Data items
--- START ---

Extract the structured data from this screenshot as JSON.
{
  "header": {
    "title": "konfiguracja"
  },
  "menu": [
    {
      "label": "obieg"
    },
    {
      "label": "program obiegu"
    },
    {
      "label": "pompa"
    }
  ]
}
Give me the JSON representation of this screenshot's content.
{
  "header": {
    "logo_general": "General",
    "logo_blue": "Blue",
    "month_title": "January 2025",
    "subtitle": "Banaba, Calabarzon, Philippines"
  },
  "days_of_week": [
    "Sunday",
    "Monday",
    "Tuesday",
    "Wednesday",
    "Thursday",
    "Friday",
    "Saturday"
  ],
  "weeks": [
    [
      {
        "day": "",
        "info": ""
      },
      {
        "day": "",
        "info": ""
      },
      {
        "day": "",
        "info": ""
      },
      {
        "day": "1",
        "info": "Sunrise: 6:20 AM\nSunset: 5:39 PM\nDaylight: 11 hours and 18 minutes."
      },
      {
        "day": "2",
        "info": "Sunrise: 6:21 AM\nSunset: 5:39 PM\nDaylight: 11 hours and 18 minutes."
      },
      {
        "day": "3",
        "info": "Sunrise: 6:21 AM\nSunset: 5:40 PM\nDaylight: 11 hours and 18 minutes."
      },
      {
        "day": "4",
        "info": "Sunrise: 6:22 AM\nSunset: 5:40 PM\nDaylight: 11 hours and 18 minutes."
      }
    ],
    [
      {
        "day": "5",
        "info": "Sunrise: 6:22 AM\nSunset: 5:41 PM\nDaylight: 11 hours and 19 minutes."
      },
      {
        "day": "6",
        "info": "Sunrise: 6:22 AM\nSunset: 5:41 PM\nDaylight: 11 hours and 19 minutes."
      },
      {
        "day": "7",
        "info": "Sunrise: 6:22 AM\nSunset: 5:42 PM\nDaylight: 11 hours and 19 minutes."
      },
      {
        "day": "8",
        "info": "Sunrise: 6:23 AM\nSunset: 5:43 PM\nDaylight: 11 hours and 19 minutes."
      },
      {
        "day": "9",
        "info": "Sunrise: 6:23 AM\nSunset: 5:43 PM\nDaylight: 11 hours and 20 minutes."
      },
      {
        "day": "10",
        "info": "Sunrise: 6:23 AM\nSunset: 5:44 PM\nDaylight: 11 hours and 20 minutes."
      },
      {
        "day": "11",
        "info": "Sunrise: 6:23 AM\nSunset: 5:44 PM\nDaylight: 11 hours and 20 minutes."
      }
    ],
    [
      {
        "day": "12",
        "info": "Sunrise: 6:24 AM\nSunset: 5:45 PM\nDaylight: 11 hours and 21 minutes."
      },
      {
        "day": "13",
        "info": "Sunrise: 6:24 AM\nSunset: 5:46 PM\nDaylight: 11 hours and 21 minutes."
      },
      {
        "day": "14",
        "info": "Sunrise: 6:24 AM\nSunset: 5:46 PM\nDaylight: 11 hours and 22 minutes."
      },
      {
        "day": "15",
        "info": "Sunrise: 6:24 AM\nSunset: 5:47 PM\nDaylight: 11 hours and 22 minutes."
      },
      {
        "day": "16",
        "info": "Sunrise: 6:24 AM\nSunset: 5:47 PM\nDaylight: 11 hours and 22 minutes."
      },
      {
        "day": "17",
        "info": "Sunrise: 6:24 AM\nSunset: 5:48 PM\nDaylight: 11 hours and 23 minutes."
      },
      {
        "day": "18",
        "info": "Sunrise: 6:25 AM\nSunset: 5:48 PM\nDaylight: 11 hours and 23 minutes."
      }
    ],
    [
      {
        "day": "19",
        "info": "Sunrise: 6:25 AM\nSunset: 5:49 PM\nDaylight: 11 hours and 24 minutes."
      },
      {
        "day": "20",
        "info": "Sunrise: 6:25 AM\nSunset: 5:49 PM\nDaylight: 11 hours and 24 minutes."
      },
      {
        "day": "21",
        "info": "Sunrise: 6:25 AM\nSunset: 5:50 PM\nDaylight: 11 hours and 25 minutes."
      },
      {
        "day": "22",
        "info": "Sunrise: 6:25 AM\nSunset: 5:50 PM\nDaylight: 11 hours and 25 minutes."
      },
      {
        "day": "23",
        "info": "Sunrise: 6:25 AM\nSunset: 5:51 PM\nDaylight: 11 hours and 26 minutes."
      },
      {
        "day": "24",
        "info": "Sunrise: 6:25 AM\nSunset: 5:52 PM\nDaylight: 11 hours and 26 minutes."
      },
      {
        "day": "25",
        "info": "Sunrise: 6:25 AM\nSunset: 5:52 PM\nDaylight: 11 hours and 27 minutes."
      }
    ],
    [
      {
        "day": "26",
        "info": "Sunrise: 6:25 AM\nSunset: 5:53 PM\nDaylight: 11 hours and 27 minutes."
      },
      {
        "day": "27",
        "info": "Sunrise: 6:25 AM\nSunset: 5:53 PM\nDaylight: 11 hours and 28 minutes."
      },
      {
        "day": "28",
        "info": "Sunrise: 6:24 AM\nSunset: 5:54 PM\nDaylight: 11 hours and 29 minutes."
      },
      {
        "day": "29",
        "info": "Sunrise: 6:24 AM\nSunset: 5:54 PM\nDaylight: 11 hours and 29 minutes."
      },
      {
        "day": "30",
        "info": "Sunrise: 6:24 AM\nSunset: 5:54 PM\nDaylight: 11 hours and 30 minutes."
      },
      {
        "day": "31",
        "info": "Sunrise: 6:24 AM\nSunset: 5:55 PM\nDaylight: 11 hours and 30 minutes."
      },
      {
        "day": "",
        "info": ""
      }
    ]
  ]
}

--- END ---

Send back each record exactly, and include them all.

ANSWER SPACE =
Extract the structured data from this screenshot as JSON.
{
  "header": {
    "title": "konfiguracja"
  },
  "menu": [
    {
      "label": "obieg"
    },
    {
      "label": "program obiegu"
    },
    {
      "label": "pompa"
    }
  ]
}
Give me the JSON representation of this screenshot's content.
{
  "header": {
    "logo_general": "General",
    "logo_blue": "Blue",
    "month_title": "January 2025",
    "subtitle": "Banaba, Calabarzon, Philippines"
  },
  "days_of_week": [
    "Sunday",
    "Monday",
    "Tuesday",
    "Wednesday",
    "Thursday",
    "Friday",
    "Saturday"
  ],
  "weeks": [
    [
      {
        "day": "",
        "info": ""
      },
      {
        "day": "",
        "info": ""
      },
      {
        "day": "",
        "info": ""
      },
      {
        "day": "1",
        "info": "Sunrise: 6:20 AM\nSunset: 5:39 PM\nDaylight: 11 hours and 18 minutes."
      },
      {
        "day": "2",
        "info": "Sunrise: 6:21 AM\nSunset: 5:39 PM\nDaylight: 11 hours and 18 minutes."
      },
      {
        "day": "3",
        "info": "Sunrise: 6:21 AM\nSunset: 5:40 PM\nDaylight: 11 hours and 18 minutes."
      },
      {
        "day": "4",
        "info": "Sunrise: 6:22 AM\nSunset: 5:40 PM\nDaylight: 11 hours and 18 minutes."
      }
    ],
    [
      {
        "day": "5",
        "info": "Sunrise: 6:22 AM\nSunset: 5:41 PM\nDaylight: 11 hours and 19 minutes."
      },
      {
        "day": "6",
        "info": "Sunrise: 6:22 AM\nSunset: 5:41 PM\nDaylight: 11 hours and 19 minutes."
      },
      {
        "day": "7",
        "info": "Sunrise: 6:22 AM\nSunset: 5:42 PM\nDaylight: 11 hours and 19 minutes."
      },
      {
        "day": "8",
        "info": "Sunrise: 6:23 AM\nSunset: 5:43 PM\nDaylight: 11 hours and 19 minutes."
      },
      {
        "day": "9",
        "info": "Sunrise: 6:23 AM\nSunset: 5:43 PM\nDaylight: 11 hours and 20 minutes."
      },
      {
        "day": "10",
        "info": "Sunrise: 6:23 AM\nSunset: 5:44 PM\nDaylight: 11 hours and 20 minutes."
      },
      {
        "day": "11",
        "info": "Sunrise: 6:23 AM\nSunset: 5:44 PM\nDaylight: 11 hours and 20 minutes."
      }
    ],
    [
      {
        "day": "12",
        "info": "Sunrise: 6:24 AM\nSunset: 5:45 PM\nDaylight: 11 hours and 21 minutes."
      },
      {
        "day": "13",
        "info": "Sunrise: 6:24 AM\nSunset: 5:46 PM\nDaylight: 11 hours and 21 minutes."
      },
      {
        "day": "14",
        "info": "Sunrise: 6:24 AM\nSunset: 5:46 PM\nDaylight: 11 hours and 22 minutes."
      },
      {
        "day": "15",
        "info": "Sunrise: 6:24 AM\nSunset: 5:47 PM\nDaylight: 11 hours and 22 minutes."
      },
      {
        "day": "16",
        "info": "Sunrise: 6:24 AM\nSunset: 5:47 PM\nDaylight: 11 hours and 22 minutes."
      },
      {
        "day": "17",
        "info": "Sunrise: 6:24 AM\nSunset: 5:48 PM\nDaylight: 11 hours and 23 minutes."
      },
      {
        "day": "18",
        "info": "Sunrise: 6:25 AM\nSunset: 5:48 PM\nDaylight: 11 hours and 23 minutes."
      }
    ],
    [
      {
        "day": "19",
        "info": "Sunrise: 6:25 AM\nSunset: 5:49 PM\nDaylight: 11 hours and 24 minutes."
      },
      {
        "day": "20",
        "info": "Sunrise: 6:25 AM\nSunset: 5:49 PM\nDaylight: 11 hours and 24 minutes."
      },
      {
        "day": "21",
        "info": "Sunrise: 6:25 AM\nSunset: 5:50 PM\nDaylight: 11 hours and 25 minutes."
      },
      {
        "day": "22",
        "info": "Sunrise: 6:25 AM\nSunset: 5:50 PM\nDaylight: 11 hours and 25 minutes."
      },
      {
        "day": "23",
        "info": "Sunrise: 6:25 AM\nSunset: 5:51 PM\nDaylight: 11 hours and 26 minutes."
      },
      {
        "day": "24",
        "info": "Sunrise: 6:25 AM\nSunset: 5:52 PM\nDaylight: 11 hours and 26 minutes."
      },
      {
        "day": "25",
        "info": "Sunrise: 6:25 AM\nSunset: 5:52 PM\nDaylight: 11 hours and 27 minutes."
      }
    ],
    [
      {
        "day": "26",
        "info": "Sunrise: 6:25 AM\nSunset: 5:53 PM\nDaylight: 11 hours and 27 minutes."
      },
      {
        "day": "27",
        "info": "Sunrise: 6:25 AM\nSunset: 5:53 PM\nDaylight: 11 hours and 28 minutes."
      },
      {
        "day": "28",
        "info": "Sunrise: 6:24 AM\nSunset: 5:54 PM\nDaylight: 11 hours and 29 minutes."
      },
      {
        "day": "29",
        "info": "Sunrise: 6:24 AM\nSunset: 5:54 PM\nDaylight: 11 hours and 29 minutes."
      },
      {
        "day": "30",
        "info": "Sunrise: 6:24 AM\nSunset: 5:54 PM\nDaylight: 11 hours and 30 minutes."
      },
      {
        "day": "31",
        "info": "Sunrise: 6:24 AM\nSunset: 5:55 PM\nDaylight: 11 hours and 30 minutes."
      },
      {
        "day": "",
        "info": ""
      }
    ]
  ]
}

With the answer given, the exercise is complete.